A break-in period is a vital step and should be a key focus when getting a new gun you intend to carry or serve in a self defense role. When you get a new pistol, rifle or shotgun, you are getting a freshly finished product made of metal, wood, polymer, or some other material shaped by man to serve a purpose. These guns are mostly designed with exacting tolerances and springs designed to provide the perfect tension needed in order to make the gun work when the user calls for it to. When being made, gun manufacturers have stages of QC where they inspect a few guns from each batch, or may even inspect them all. The problem is that in some cases, not all problems that can show up will be evident from a visual inspection. The most stress you can put on these guns in order to uncover issues is to shoot them. This does not mean that the factory test fire is good enough, but rather that it is a verification of functionality, not integrity. What I am referring to is running your gun for several hundred rounds, if not a couple thousand before trusting it to function perfectly every time you call for it to.
I prefer to use a longer break-in time for all my guns than is normal. I found that this number works best, no matter the caliber, unless otherwise specified. The IWI Tavor is a good example of a gun that has a specified and well researched break-in period with strict guidelines. Now this is for a good reason, but sometimes people can see this as a daunting task. People today want a gun that can be 100% reliable and ready to carry out of the box. This is not always a reasonable expectation for many guns, since some of their tolerances can cause failures to feed from stiff extractor springs, failures to extract/eject due to weak extractor springs, etc. Some issues like parts breakages could crop up in only 100 rounds. This has happened to me and my wife plenty of times, and we accept that as a possibility for all guns. My most criticized and questioned problem was a Glock 23 Gen4 that did not want to feed the bullet. The face of the bullet would push to the right and I would have to take tension off the round and use my index finger to push it into position. This happened every other round sometimes, but every mag had this issue, right out of the box. No matter the mag I used, and yes I tested about 5 or 6 different ones, it still gave me issues. Then on my first Glock, a Glock 17 Gen3, the top pin retaining the trigger and extractor walked out of the frame. I noticed it and had to keep pushing it back in. Did this every time I shot it and unfortunately i didn’t have the patience to deal with it and I just sold it, which i regret. This happens and shouldn’t turn people off to a certain brand, but make them realize that no gun is infallible. It is a machine and should be treated as such. I am not distrusting of Glocks, but I do treat it like any other pistol and give it a thorough break-in in order to ensure its reliable enough to carry.

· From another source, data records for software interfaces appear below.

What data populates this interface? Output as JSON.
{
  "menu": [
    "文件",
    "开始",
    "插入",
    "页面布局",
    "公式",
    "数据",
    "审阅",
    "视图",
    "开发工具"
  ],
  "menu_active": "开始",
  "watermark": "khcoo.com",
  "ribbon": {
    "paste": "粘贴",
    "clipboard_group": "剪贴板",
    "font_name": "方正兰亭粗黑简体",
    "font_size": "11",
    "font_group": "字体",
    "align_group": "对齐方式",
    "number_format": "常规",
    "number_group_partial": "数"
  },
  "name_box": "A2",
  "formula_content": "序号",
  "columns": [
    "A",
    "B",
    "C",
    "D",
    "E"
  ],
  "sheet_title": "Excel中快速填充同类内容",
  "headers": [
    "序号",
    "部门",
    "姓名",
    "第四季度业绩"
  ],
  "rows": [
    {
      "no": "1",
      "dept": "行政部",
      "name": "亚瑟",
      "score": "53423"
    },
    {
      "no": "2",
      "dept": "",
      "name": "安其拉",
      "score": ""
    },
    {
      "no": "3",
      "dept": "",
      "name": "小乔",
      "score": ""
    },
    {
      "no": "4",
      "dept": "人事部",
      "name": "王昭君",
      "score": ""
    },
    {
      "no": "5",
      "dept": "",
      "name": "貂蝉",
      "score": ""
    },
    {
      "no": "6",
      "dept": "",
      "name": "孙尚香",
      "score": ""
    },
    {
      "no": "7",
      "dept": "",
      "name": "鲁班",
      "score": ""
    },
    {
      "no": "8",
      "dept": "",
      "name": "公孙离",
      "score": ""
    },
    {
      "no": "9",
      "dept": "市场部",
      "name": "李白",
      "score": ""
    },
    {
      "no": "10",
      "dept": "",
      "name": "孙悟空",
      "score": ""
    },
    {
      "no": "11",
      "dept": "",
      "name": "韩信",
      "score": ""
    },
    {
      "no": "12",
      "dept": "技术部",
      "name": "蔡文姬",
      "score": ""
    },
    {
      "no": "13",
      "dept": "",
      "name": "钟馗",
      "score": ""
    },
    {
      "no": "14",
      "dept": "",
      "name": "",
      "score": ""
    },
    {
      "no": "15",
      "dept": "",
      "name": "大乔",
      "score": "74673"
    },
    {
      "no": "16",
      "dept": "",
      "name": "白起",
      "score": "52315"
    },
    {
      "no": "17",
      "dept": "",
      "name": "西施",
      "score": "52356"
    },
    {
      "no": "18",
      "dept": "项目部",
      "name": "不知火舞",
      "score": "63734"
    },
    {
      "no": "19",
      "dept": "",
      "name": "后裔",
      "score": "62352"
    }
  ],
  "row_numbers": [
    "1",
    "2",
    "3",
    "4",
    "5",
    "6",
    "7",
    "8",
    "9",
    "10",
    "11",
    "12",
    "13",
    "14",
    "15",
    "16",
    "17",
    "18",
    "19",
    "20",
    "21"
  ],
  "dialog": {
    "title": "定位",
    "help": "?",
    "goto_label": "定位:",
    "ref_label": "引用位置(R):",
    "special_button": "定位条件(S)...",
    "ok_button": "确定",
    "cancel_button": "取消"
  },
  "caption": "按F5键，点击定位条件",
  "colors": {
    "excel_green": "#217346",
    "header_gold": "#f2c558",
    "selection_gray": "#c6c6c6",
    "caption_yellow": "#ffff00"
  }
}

Guns that have early breakages are not crap, but just have manufacturer defects. If your car broke down ten miles out of the dealership parking lot, are you gonna stay away from that whole brand? You can, but that isn’t good judgement unless it becomes a pattern. If you have a problem that keeps happening over and over again after sending it back to the manufacturer for warranty repairs, that may be a sign that the gun is a Lemon and should be replaced. But don’t bash the company for the pistol being a Lemon. If the next one also gives you a hard time, then I say it is up to you to decide the next course of action and I will respect your judgement of the companies product.
My advise is to use a safe and well tested break-in period of 2000 rounds. I found this to work best because I have had issues crop up at almost every round count, even past 1200 rounds. Some components may not get molded just right or heat treated poorly. Heat treating properly and with precise timing and temperatures can make a huge difference in a spring fatigue life. Metal recipes may have gotten diluted, which can cause metals to become brittle and crack very easily under pressure. The first thing to give problems in my experience is springs. Just be mindful if you have one gun you run a lot and want it to continue to run, get extra springs and be ready to have to replace them. This is the best advice that I can pass onto you. Just be ready for something to give out and remember that it is better to happen now than when you need it to work.
David served in the USMC for a few years, deployed twice and got wounded. Retired and moved to Alaska. Has a passion for reviewing and testing guns and gear of all kinds. Enjoys working to dispel myths and show that you can train and practice in a realistic, safe, and practical way.